Your objective —
All lines below containing the string "Windows" are to be copied.
[Provided entries Boundary: Start]
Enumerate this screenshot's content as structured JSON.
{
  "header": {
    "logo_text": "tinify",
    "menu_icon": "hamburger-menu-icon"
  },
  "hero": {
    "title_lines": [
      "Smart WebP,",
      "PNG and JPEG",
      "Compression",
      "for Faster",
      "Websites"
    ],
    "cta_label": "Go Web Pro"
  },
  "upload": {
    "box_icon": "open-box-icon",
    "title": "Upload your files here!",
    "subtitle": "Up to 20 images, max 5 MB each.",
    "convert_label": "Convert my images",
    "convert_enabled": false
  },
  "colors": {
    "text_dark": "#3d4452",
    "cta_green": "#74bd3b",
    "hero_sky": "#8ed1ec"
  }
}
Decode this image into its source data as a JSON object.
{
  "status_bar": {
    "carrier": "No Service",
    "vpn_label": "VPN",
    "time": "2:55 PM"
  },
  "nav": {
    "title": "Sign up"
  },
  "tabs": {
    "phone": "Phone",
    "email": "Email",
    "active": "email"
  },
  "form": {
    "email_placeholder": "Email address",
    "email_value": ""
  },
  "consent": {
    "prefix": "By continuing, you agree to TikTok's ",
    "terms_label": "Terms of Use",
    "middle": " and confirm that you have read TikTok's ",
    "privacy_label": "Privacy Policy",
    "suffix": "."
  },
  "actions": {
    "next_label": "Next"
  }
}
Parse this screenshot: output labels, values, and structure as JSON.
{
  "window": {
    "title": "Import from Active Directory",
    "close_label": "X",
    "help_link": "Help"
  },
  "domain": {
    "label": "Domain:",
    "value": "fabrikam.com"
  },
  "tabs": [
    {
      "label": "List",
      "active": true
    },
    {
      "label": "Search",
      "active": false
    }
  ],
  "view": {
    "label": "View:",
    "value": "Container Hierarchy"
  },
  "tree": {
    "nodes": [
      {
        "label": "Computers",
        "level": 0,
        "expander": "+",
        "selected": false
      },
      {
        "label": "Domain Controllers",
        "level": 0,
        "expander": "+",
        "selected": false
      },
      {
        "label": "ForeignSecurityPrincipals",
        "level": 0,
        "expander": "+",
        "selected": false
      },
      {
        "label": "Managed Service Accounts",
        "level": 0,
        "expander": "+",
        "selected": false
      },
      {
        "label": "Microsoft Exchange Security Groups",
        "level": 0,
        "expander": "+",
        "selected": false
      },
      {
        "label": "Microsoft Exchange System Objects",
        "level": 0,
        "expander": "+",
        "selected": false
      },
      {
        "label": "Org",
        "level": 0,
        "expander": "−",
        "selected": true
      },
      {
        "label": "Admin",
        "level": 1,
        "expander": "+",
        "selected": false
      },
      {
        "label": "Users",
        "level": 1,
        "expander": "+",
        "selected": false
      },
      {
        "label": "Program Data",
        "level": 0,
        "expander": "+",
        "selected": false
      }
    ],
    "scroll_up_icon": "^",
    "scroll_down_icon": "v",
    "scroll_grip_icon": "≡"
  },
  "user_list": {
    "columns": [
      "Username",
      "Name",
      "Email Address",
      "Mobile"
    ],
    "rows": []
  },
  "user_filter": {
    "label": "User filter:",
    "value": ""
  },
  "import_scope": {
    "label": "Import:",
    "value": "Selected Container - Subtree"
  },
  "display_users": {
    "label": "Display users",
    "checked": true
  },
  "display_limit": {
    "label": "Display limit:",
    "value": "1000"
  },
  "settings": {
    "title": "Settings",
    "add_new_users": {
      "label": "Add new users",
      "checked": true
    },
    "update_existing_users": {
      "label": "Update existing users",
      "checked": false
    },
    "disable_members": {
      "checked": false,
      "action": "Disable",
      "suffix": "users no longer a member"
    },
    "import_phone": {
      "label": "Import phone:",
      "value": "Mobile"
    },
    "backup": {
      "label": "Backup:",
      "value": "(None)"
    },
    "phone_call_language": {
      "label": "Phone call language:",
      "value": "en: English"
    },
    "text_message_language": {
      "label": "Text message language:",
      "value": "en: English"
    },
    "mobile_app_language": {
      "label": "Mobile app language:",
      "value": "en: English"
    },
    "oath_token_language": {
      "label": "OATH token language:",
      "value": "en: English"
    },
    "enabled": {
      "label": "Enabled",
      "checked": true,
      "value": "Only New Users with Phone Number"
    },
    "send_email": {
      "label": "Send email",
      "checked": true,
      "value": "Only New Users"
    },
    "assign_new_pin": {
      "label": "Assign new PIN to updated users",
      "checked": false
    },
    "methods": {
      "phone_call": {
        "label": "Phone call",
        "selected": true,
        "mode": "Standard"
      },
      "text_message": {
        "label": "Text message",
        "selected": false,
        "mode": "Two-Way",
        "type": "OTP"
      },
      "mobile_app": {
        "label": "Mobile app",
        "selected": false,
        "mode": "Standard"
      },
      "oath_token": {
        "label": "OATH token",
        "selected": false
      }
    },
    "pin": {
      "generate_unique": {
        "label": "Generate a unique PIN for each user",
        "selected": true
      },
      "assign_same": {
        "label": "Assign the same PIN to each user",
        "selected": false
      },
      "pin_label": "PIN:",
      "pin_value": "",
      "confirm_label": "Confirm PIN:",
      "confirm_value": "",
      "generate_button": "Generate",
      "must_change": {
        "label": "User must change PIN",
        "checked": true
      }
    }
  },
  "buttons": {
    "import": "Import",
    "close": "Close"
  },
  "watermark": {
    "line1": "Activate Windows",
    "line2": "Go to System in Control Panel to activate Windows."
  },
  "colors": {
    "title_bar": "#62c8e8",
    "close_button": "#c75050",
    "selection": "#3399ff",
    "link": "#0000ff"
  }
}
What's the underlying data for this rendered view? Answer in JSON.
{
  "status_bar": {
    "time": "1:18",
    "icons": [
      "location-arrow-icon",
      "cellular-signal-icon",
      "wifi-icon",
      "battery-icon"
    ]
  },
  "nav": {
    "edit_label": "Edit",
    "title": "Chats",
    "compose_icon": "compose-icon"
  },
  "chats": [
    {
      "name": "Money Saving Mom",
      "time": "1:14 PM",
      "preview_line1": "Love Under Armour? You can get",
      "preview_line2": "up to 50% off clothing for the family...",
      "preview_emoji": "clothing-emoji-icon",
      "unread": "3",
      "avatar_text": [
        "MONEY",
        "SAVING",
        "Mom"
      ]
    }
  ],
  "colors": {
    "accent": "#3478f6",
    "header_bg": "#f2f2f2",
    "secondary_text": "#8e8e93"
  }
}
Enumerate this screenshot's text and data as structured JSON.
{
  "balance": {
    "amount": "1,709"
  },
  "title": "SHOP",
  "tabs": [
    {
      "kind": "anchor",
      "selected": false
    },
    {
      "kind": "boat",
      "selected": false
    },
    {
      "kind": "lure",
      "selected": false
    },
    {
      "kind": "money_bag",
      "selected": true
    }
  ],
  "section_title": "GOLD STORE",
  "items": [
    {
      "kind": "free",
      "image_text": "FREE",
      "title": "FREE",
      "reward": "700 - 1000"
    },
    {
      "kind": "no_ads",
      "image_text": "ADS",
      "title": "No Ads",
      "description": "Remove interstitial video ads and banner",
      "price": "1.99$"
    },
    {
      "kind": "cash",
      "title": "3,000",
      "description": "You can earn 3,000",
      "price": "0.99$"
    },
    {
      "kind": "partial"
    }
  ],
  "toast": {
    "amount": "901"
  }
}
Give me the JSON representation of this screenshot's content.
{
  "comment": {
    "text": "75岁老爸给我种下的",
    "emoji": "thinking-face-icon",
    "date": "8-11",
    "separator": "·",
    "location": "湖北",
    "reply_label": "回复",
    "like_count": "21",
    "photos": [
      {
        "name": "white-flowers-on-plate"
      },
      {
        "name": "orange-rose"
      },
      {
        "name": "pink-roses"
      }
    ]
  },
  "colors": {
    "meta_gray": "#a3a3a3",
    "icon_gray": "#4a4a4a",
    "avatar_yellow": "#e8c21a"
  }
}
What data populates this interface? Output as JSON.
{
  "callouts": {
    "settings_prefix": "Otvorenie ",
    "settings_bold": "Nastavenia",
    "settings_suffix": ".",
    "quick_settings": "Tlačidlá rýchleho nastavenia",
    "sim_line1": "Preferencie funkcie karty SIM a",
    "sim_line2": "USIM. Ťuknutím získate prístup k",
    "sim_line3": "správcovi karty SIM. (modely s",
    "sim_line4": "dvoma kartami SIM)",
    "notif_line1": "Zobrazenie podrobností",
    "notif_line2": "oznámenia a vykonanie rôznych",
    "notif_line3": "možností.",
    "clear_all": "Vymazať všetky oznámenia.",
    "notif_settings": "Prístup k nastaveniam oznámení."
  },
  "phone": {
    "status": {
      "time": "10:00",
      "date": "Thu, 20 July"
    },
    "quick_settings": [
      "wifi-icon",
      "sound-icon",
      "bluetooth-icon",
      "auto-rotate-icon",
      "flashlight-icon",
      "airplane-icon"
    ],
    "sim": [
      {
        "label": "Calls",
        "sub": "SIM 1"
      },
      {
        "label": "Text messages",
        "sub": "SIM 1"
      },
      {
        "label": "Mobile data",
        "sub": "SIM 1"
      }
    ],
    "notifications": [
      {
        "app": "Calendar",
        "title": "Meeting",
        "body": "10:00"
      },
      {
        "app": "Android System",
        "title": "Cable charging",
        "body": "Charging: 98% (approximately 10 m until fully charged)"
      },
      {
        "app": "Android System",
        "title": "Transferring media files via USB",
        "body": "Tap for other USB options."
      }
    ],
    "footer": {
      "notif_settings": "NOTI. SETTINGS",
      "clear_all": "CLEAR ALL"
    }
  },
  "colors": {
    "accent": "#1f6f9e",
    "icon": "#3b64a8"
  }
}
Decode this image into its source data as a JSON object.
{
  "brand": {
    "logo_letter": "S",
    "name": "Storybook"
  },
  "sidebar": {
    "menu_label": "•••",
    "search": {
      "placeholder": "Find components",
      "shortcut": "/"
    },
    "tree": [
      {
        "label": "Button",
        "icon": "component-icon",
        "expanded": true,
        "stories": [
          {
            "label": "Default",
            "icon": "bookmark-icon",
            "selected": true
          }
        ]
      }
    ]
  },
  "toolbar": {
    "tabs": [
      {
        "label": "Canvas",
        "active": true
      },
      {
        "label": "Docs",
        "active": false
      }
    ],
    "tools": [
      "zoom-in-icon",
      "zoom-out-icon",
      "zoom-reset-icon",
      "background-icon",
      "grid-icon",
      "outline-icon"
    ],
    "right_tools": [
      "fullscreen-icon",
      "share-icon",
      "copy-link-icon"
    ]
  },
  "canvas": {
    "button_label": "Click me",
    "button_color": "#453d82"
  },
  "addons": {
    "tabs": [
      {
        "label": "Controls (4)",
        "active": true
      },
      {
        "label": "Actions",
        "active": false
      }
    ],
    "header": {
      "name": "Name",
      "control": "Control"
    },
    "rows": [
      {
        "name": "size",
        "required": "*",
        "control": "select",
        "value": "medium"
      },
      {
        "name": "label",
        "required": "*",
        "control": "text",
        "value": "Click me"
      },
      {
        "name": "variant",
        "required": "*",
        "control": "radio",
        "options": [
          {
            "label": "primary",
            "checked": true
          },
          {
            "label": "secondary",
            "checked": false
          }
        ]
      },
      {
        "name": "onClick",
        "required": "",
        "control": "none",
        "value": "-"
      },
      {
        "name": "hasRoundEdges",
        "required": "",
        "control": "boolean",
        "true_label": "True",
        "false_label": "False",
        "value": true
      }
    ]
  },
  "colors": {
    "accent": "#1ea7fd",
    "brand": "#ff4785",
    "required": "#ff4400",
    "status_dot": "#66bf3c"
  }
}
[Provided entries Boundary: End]
Answer for the task —
    "line1": "Activate Windows",
    "line2": "Go to System in Control Panel to activate Windows."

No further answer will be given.